> Stored data

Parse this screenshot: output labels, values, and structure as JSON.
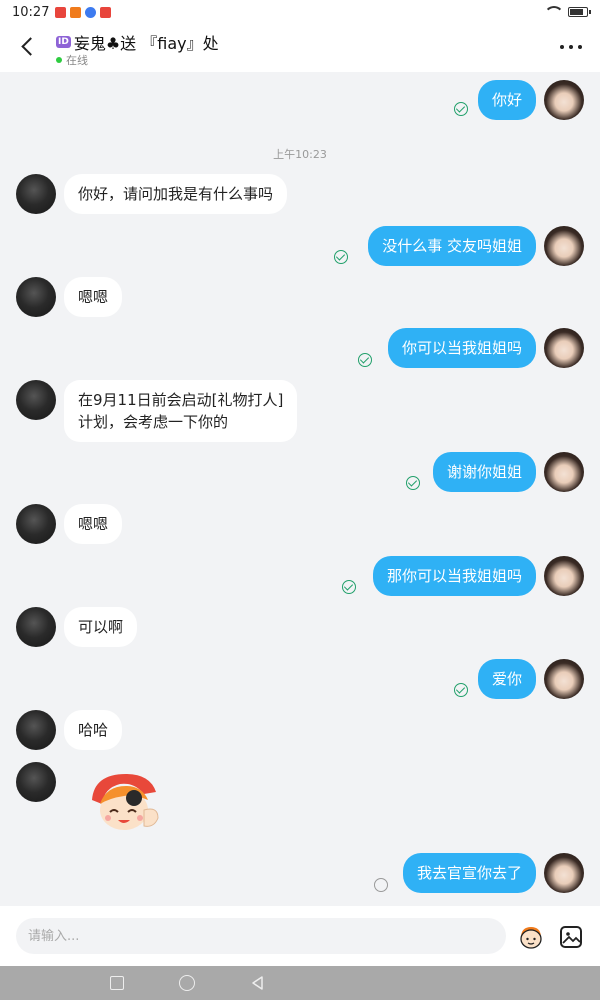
{
  "status_bar": {
    "time": "10:27",
    "notification_colors": [
      "#e8453c",
      "#f07b1c",
      "#3d7bf0",
      "#e8453c"
    ],
    "battery_fraction": 0.85
  },
  "header": {
    "id_badge": "ID",
    "title": "妄鬼♣送 『fiay』处",
    "status": "在线",
    "accent": "#2ecc40"
  },
  "messages": [
    {
      "side": "out",
      "text": "你好",
      "state": "read"
    },
    {
      "type": "time",
      "text": "上午10:23"
    },
    {
      "side": "in",
      "text": "你好，请问加我是有什么事吗"
    },
    {
      "side": "out",
      "text": "没什么事  交友吗姐姐",
      "state": "read"
    },
    {
      "side": "in",
      "text": "嗯嗯"
    },
    {
      "side": "out",
      "text": "你可以当我姐姐吗",
      "state": "read"
    },
    {
      "side": "in",
      "lines": [
        "在9月11日前会启动[礼物打人]",
        "计划，会考虑一下你的"
      ]
    },
    {
      "side": "out",
      "text": "谢谢你姐姐",
      "state": "read"
    },
    {
      "side": "in",
      "text": "嗯嗯"
    },
    {
      "side": "out",
      "text": "那你可以当我姐姐吗",
      "state": "read"
    },
    {
      "side": "in",
      "text": "可以啊"
    },
    {
      "side": "out",
      "text": "爱你",
      "state": "read"
    },
    {
      "side": "in",
      "text": "哈哈"
    },
    {
      "side": "in",
      "type": "sticker",
      "sticker": "cartoon-face-sticker"
    },
    {
      "side": "out",
      "text": "我去官宣你去了",
      "state": "pending"
    }
  ],
  "input": {
    "placeholder": "请输入..."
  },
  "colors": {
    "outgoing_bubble": "#2fb1f5",
    "incoming_bubble": "#ffffff",
    "read_check": "#22a06b"
  },
  "icons": [
    "back-arrow-icon",
    "more-dots-icon",
    "emoji-sticker-icon",
    "image-icon",
    "nav-recent-icon",
    "nav-home-icon",
    "nav-back-icon"
  ]
}
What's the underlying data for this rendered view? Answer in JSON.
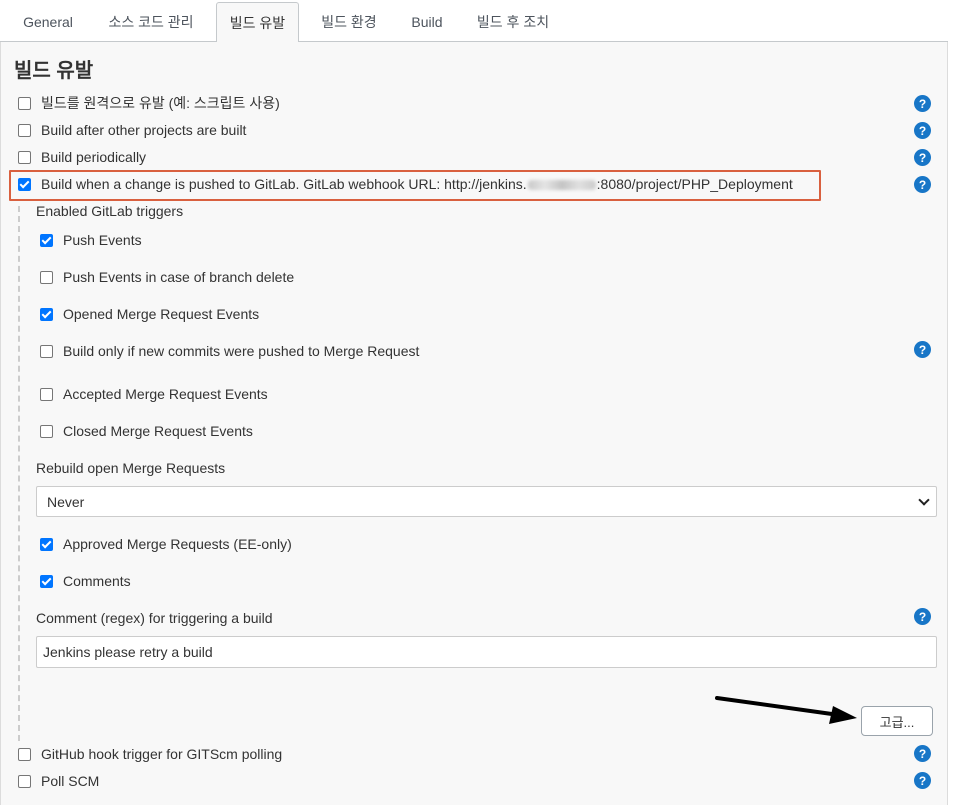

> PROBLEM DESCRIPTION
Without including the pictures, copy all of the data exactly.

> RESULT OF THE TASK
Parse this screenshot: output labels, values, and structure as JSON.
{
  "status_bar": {
    "time": "10:27",
    "notification_colors": [
      "#e8453c",
      "#f07b1c",
      "#3d7bf0",
      "#e8453c"
    ],
    "battery_fraction": 0.85
  },
  "header": {
    "id_badge": "ID",
    "title": "妄鬼♣送 『fiay』处",
    "status": "在线",
    "accent": "#2ecc40"
  },
  "messages": [
    {
      "side": "out",
      "text": "你好",
      "state": "read"
    },
    {
      "type": "time",
      "text": "上午10:23"
    },
    {
      "side": "in",
      "text": "你好，请问加我是有什么事吗"
    },
    {
      "side": "out",
      "text": "没什么事  交友吗姐姐",
      "state": "read"
    },
    {
      "side": "in",
      "text": "嗯嗯"
    },
    {
      "side": "out",
      "text": "你可以当我姐姐吗",
      "state": "read"
    },
    {
      "side": "in",
      "lines": [
        "在9月11日前会启动[礼物打人]",
        "计划，会考虑一下你的"
      ]
    },
    {
      "side": "out",
      "text": "谢谢你姐姐",
      "state": "read"
    },
    {
      "side": "in",
      "text": "嗯嗯"
    },
    {
      "side": "out",
      "text": "那你可以当我姐姐吗",
      "state": "read"
    },
    {
      "side": "in",
      "text": "可以啊"
    },
    {
      "side": "out",
      "text": "爱你",
      "state": "read"
    },
    {
      "side": "in",
      "text": "哈哈"
    },
    {
      "side": "in",
      "type": "sticker",
      "sticker": "cartoon-face-sticker"
    },
    {
      "side": "out",
      "text": "我去官宣你去了",
      "state": "pending"
    }
  ],
  "input": {
    "placeholder": "请输入..."
  },
  "colors": {
    "outgoing_bubble": "#2fb1f5",
    "incoming_bubble": "#ffffff",
    "read_check": "#22a06b"
  },
  "icons": [
    "back-arrow-icon",
    "more-dots-icon",
    "emoji-sticker-icon",
    "image-icon",
    "nav-recent-icon",
    "nav-home-icon",
    "nav-back-icon"
  ]
}
What's the underlying data for this rendered view? Answer in JSON.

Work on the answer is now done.